THE PROBLEM: Search the records for "image". Report every line where it occurs.

LISTED RECORDS:
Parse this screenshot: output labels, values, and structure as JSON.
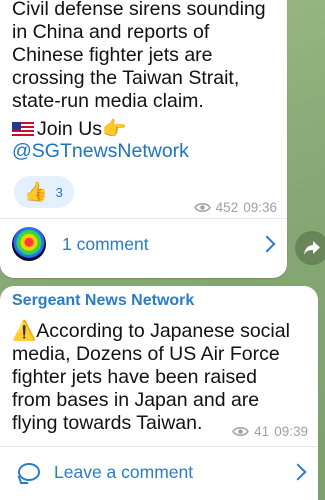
{
  "post1": {
    "text": "Civil defense sirens sounding\nin China and reports of\nChinese fighter jets are\ncrossing the Taiwan Strait,\nstate-run media claim.",
    "join_text": "Join Us",
    "join_pointer": "👉",
    "handle": "@SGTnewsNetwork",
    "reaction": {
      "emoji": "👍",
      "count": "3"
    },
    "views": "452",
    "time": "09:36",
    "comments_label": "1 comment"
  },
  "post2": {
    "author": "Sergeant News Network",
    "warning_icon": "⚠️",
    "text": "According to Japanese social\nmedia, Dozens of US Air Force\nfighter jets have been raised\nfrom bases in Japan and are\nflying towards Taiwan.",
    "views": "41",
    "time": "09:39",
    "comments_label": "Leave a comment"
  },
  "colors": {
    "link_blue": "#2a7cc7",
    "meta_gray": "#9aa3ab",
    "bubble_bg": "#ffffff",
    "wallpaper": "#8fb07c"
  },
  "icons": {
    "flag": "us-flag-icon",
    "eye": "eye-icon",
    "chevron": "chevron-right-icon",
    "share": "share-icon",
    "comment": "comment-bubble-icon"
  }
}
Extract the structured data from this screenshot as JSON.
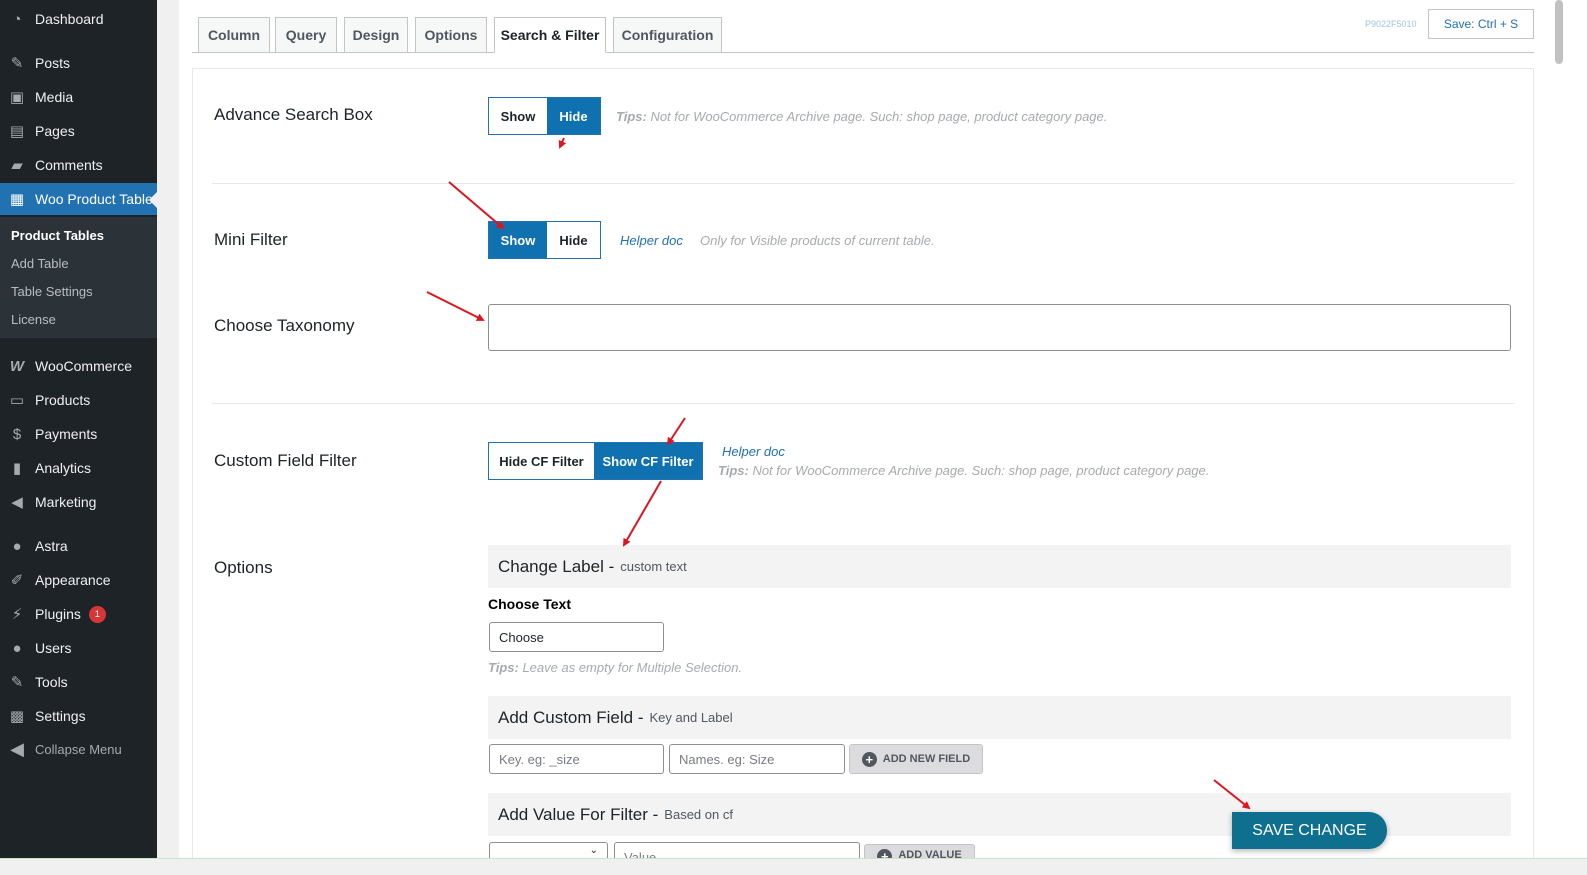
{
  "sidebar": {
    "dashboard": "Dashboard",
    "posts": "Posts",
    "media": "Media",
    "pages": "Pages",
    "comments": "Comments",
    "woo_product_table": "Woo Product Table",
    "submenu": [
      "Product Tables",
      "Add Table",
      "Table Settings",
      "License"
    ],
    "woocommerce": "WooCommerce",
    "products": "Products",
    "payments": "Payments",
    "analytics": "Analytics",
    "marketing": "Marketing",
    "astra": "Astra",
    "appearance": "Appearance",
    "plugins": "Plugins",
    "plugins_badge": "1",
    "users": "Users",
    "tools": "Tools",
    "settings": "Settings",
    "collapse": "Collapse Menu"
  },
  "tabs": [
    "Column",
    "Query",
    "Design",
    "Options",
    "Search & Filter",
    "Configuration"
  ],
  "active_tab": "Search & Filter",
  "header": {
    "code": "P9022F5010",
    "save_shortcut": "Save: Ctrl + S"
  },
  "advance_search": {
    "label": "Advance Search Box",
    "show": "Show",
    "hide": "Hide",
    "selected": "Hide",
    "tips_prefix": "Tips:",
    "tips": " Not for WooCommerce Archive page. Such: shop page, product category page."
  },
  "mini_filter": {
    "label": "Mini Filter",
    "show": "Show",
    "hide": "Hide",
    "selected": "Show",
    "helper": "Helper doc",
    "note": "Only for Visible products of current table."
  },
  "taxonomy": {
    "label": "Choose Taxonomy",
    "value": ""
  },
  "custom_field_filter": {
    "label": "Custom Field Filter",
    "hide": "Hide CF Filter",
    "show": "Show CF Filter",
    "selected": "Show CF Filter",
    "helper": "Helper doc",
    "tips_prefix": "Tips:",
    "tips": " Not for WooCommerce Archive page. Such: shop page, product category page."
  },
  "options": {
    "label": "Options",
    "change_label_title": "Change Label -",
    "change_label_sub": "custom text",
    "choose_text_label": "Choose Text",
    "choose_text_value": "Choose",
    "choose_tips_prefix": "Tips:",
    "choose_tips": " Leave as empty for Multiple Selection.",
    "add_field_title": "Add Custom Field -",
    "add_field_sub": "Key and Label",
    "key_placeholder": "Key. eg: _size",
    "name_placeholder": "Names. eg: Size",
    "add_new_field": "ADD NEW FIELD",
    "add_value_title": "Add Value For Filter -",
    "add_value_sub": "Based on cf",
    "value_placeholder": "Value",
    "add_value": "ADD VALUE"
  },
  "save_change": "SAVE CHANGE",
  "colors": {
    "sidebar_bg": "#1d2327",
    "accent": "#2271b1",
    "toggle_on": "#0f71b0",
    "save_change": "#0f6f8f",
    "annotation_arrow": "#e0141e"
  }
}
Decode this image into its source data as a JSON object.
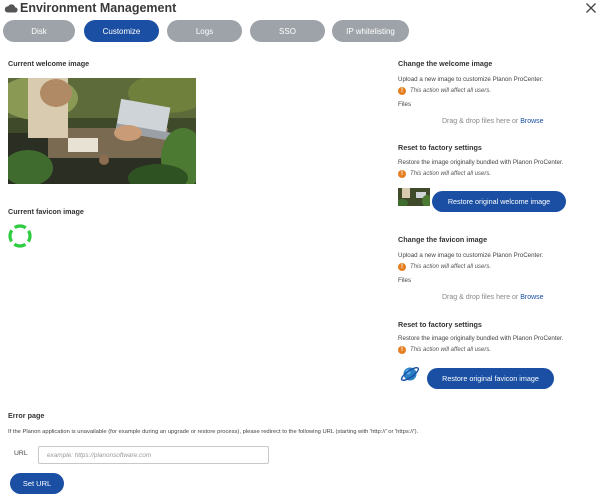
{
  "window": {
    "title": "Environment Management",
    "close_icon": "close-icon",
    "app_icon": "cloud-icon"
  },
  "tabs": [
    {
      "label": "Disk",
      "active": false
    },
    {
      "label": "Customize",
      "active": true
    },
    {
      "label": "Logs",
      "active": false
    },
    {
      "label": "SSO",
      "active": false
    },
    {
      "label": "IP whitelisting",
      "active": false
    }
  ],
  "colors": {
    "accent": "#1a4fa3",
    "tab_inactive": "#9ea3a9",
    "warning": "#e67e22",
    "favicon_green": "#2ecc40"
  },
  "left": {
    "welcome_heading": "Current welcome image",
    "favicon_heading": "Current favicon image"
  },
  "welcome": {
    "change_heading": "Change the welcome image",
    "upload_text": "Upload a new image to customize Planon ProCenter.",
    "warning": "This action will affect all users.",
    "files_label": "Files",
    "drop_text": "Drag & drop files here or ",
    "browse": "Browse",
    "reset_heading": "Reset to factory settings",
    "reset_text": "Restore the image originally bundled with Planon ProCenter.",
    "reset_warning": "This action will affect all users.",
    "restore_button": "Restore original welcome image"
  },
  "favicon": {
    "change_heading": "Change the favicon image",
    "upload_text": "Upload a new image to customize Planon ProCenter.",
    "warning": "This action will affect all users.",
    "files_label": "Files",
    "drop_text": "Drag & drop files here or ",
    "browse": "Browse",
    "reset_heading": "Reset to factory settings",
    "reset_text": "Restore the image originally bundled with Planon ProCenter.",
    "reset_warning": "This action will affect all users.",
    "restore_button": "Restore original favicon image"
  },
  "error_page": {
    "heading": "Error page",
    "description": "If the Planon application is unavailable (for example during an upgrade or restore process), please redirect to the following URL (starting with 'http://' or 'https://').",
    "url_label": "URL",
    "url_placeholder": "example: https://planonsoftware.com",
    "url_value": "",
    "set_button": "Set URL"
  }
}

RESULT:
Decode this image into its source data as a JSON object.
    "welcome_heading": "Current welcome image",
    "favicon_heading": "Current favicon image"
    "change_heading": "Change the welcome image",
    "upload_text": "Upload a new image to customize Planon ProCenter.",
    "reset_text": "Restore the image originally bundled with Planon ProCenter.",
    "restore_button": "Restore original welcome image"
    "change_heading": "Change the favicon image",
    "upload_text": "Upload a new image to customize Planon ProCenter.",
    "reset_text": "Restore the image originally bundled with Planon ProCenter.",
    "restore_button": "Restore original favicon image"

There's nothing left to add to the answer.